DIRECTIONS FOR THIS TASK: How many lines in the listing below hold the word "decision"? Answer with the number only.

INFORMATION PROVIDED:
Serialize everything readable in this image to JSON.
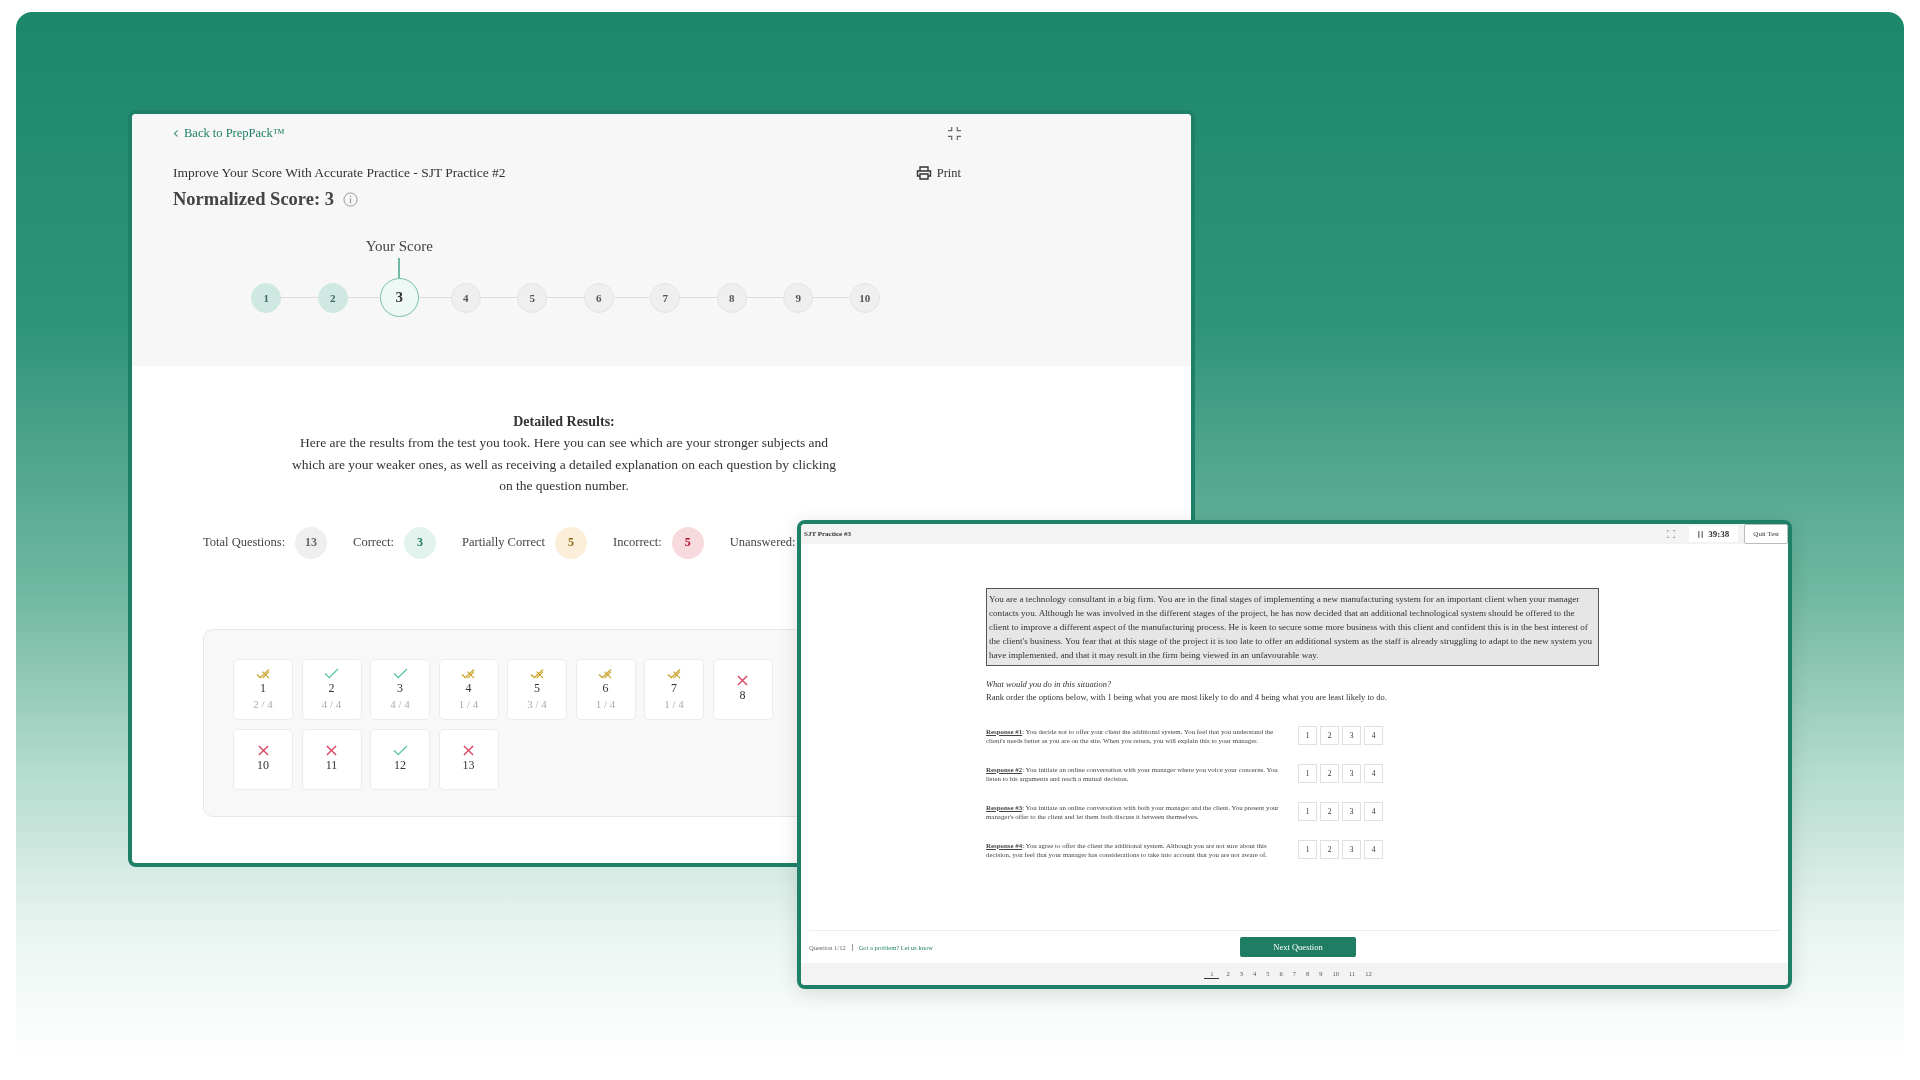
{
  "results_window": {
    "back_link": "Back to PrepPack™",
    "test_title": "Improve Your Score With Accurate Practice - SJT Practice #2",
    "print_label": "Print",
    "score_label": "Normalized Score: 3",
    "scale": {
      "caption": "Your Score",
      "steps": [
        {
          "label": "1",
          "reached": true,
          "selected": false
        },
        {
          "label": "2",
          "reached": true,
          "selected": false
        },
        {
          "label": "3",
          "reached": true,
          "selected": true
        },
        {
          "label": "4",
          "reached": false,
          "selected": false
        },
        {
          "label": "5",
          "reached": false,
          "selected": false
        },
        {
          "label": "6",
          "reached": false,
          "selected": false
        },
        {
          "label": "7",
          "reached": false,
          "selected": false
        },
        {
          "label": "8",
          "reached": false,
          "selected": false
        },
        {
          "label": "9",
          "reached": false,
          "selected": false
        },
        {
          "label": "10",
          "reached": false,
          "selected": false
        }
      ]
    },
    "detail_heading": "Detailed Results:",
    "detail_text": "Here are the results from the test you took. Here you can see which are your stronger subjects and which are your weaker ones, as well as receiving a detailed explanation on each question by clicking on the question number.",
    "stats": [
      {
        "label": "Total Questions:",
        "value": "13",
        "kind": "total"
      },
      {
        "label": "Correct:",
        "value": "3",
        "kind": "correct"
      },
      {
        "label": "Partially Correct",
        "value": "5",
        "kind": "partial"
      },
      {
        "label": "Incorrect:",
        "value": "5",
        "kind": "incorrect"
      },
      {
        "label": "Unanswered:"
      }
    ],
    "results": [
      {
        "number": "1",
        "kind": "partial",
        "score": "2 / 4"
      },
      {
        "number": "2",
        "kind": "correct",
        "score": "4 / 4"
      },
      {
        "number": "3",
        "kind": "correct",
        "score": "4 / 4"
      },
      {
        "number": "4",
        "kind": "partial",
        "score": "1 / 4"
      },
      {
        "number": "5",
        "kind": "partial",
        "score": "3 / 4"
      },
      {
        "number": "6",
        "kind": "partial",
        "score": "1 / 4"
      },
      {
        "number": "7",
        "kind": "partial",
        "score": "1 / 4"
      },
      {
        "number": "8",
        "kind": "incorrect"
      },
      {
        "number": "10",
        "kind": "incorrect"
      },
      {
        "number": "11",
        "kind": "incorrect"
      },
      {
        "number": "12",
        "kind": "correct"
      },
      {
        "number": "13",
        "kind": "incorrect"
      }
    ]
  },
  "quiz_window": {
    "title": "SJT Practice #3",
    "timer": "39:38",
    "quit_button": "Quit Test",
    "scenario": "You are a technology consultant in a big firm. You are in the final stages of implementing a new manufacturing system for an important client when your manager contacts you. Although he was involved in the different stages of the project, he has now decided that an additional technological system should be offered to the client to improve a different aspect of the manufacturing process. He is keen to secure some more business with this client and confident this is in the best interest of the client's business. You fear that at this stage of the project it is too late to offer an additional system as the staff is already struggling to adapt to the new system you have implemented, and that it may result in the firm being viewed in an unfavourable way.",
    "prompt": "What would you do in this situation?",
    "instruction": "Rank order the options below, with 1 being what you are most likely to do and 4 being what you are least likely to do.",
    "responses": [
      {
        "label": "Response #1",
        "text": ": You decide not to offer your client the additional system. You feel that you understand the client's needs better as you are on the site. When you return, you will explain this to your manager.",
        "ranks": [
          "1",
          "2",
          "3",
          "4"
        ]
      },
      {
        "label": "Response #2",
        "text": ": You initiate an online conversation with your manager where you voice your concerns. You listen to his arguments and reach a mutual decision.",
        "ranks": [
          "1",
          "2",
          "3",
          "4"
        ]
      },
      {
        "label": "Response #3",
        "text": ": You initiate an online conversation with both your manager and the client. You present your manager's offer to the client and let them both discuss it between themselves.",
        "ranks": [
          "1",
          "2",
          "3",
          "4"
        ]
      },
      {
        "label": "Response #4",
        "text": ": You agree to offer the client the additional system. Although you are not sure about this decision, you feel that your manager has considerations to take into account that you are not aware of.",
        "ranks": [
          "1",
          "2",
          "3",
          "4"
        ]
      }
    ],
    "question_counter": "Question 1/12",
    "report_link": "Got a problem? Let us know",
    "next_button": "Next Question",
    "pages": [
      {
        "label": "1",
        "selected": true
      },
      {
        "label": "2",
        "selected": false
      },
      {
        "label": "3",
        "selected": false
      },
      {
        "label": "4",
        "selected": false
      },
      {
        "label": "5",
        "selected": false
      },
      {
        "label": "6",
        "selected": false
      },
      {
        "label": "7",
        "selected": false
      },
      {
        "label": "8",
        "selected": false
      },
      {
        "label": "9",
        "selected": false
      },
      {
        "label": "10",
        "selected": false
      },
      {
        "label": "11",
        "selected": false
      },
      {
        "label": "12",
        "selected": false
      }
    ]
  }
}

PROBLEM SOLUTION: 2